Objective and rationale of the TPC on private tax arbitration

The rationale behind the proposal to adopt the private arbitration panels was to expedite the solution of tax disputes, that in general may take five to seven years to be decided under the current system, which entails a first administrative review at the level of the DGI, a second administrative review at the level of the Administrative Tax Court of Appeals (TAT) and subsequently the judicial review at the Supreme Court of Justice (Third Chamber). The other argument in favor of these private arbitration panels was related to the possibility of bringing tax expertise on certain complex tax disputes that is not generally found at the level of the Supreme Court of Justice.

Constitutional provisions on tax arbitration

From a strictly constitutional law perspective, despite the judicial review requirement as mandated under the Constitution, the legal debate should have been focused on Article 202 of the Constitution, which provides certain specific rules that must be observed by the Government whenever a legal dispute would be settled under private arbitration panels, requiring approvals by the Executive Cabinet and the General Public Attorney’s office.

The TPC provided that these private arbitration panels were to be established and agreed upon solely at the taxpayer’s choice. In order words, the DGI had no capacity to evaluate or determine the convenience or not to submit a specific dispute to these panels or to use the ordinary legal review procedure, which evidently is at odds with Article 202 of the Constitution. But, most importantly, the TPC did not require the approval of the Executive Cabinet and the General Attorney of the Republic to submit these tax disputes to these private panels.

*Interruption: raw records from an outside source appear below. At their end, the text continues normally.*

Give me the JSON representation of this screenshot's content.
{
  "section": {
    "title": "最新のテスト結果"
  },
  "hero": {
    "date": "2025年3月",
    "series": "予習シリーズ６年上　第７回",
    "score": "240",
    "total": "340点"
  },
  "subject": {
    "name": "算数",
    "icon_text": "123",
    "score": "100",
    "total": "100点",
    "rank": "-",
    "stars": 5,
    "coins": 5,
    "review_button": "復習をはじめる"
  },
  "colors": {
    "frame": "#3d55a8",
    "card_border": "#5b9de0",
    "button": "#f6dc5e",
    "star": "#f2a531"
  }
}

The Supreme Court of Justice concluded that the taxpayer relationship with the Government is to be considered as a legal relationship of public order and shall not be subject to private arbitration. According to the court, private arbitration can only be accepted on matters involving the Government only on matters involving disputes of a private legal nature (such as obligations contained in contracts and other bilateral matters that can be disposed by contracting parties).

It is interesting enough that despite the argument of the Supreme Court of Justice that the collection of taxes belongs to a public order category, because taxes satisfy the citizen’s needs from a collective standpoint or a public law relationship between the state and the individual, it was also clarified that any arbitration clauses or provisions adopted or approved by the Republic of Panama based on international tax treaties or other international public instruments shall be complied with and would not be deemed as unconstitutional. This clarification follows from the rationale that public agreements or international instruments entered into between sovereign states also belong to the public order category.

Consequently, no domestic private arbitration will be authorized to solve tax disputes following the decision of the Supreme Court of Justice, as was the original design included in the TPC but any arbitration agreed upon by the Republic of Panama under tax treaty or other international public instruments will be valid and binding following the criteria laid down in the decision.

Panama Supreme Court of Justice declares that Adjudicating Powers granted to Private Arbitration Panels under the Tax Procedure Code are Unconstitutional

The author is Managing Partner at BDO in Panama.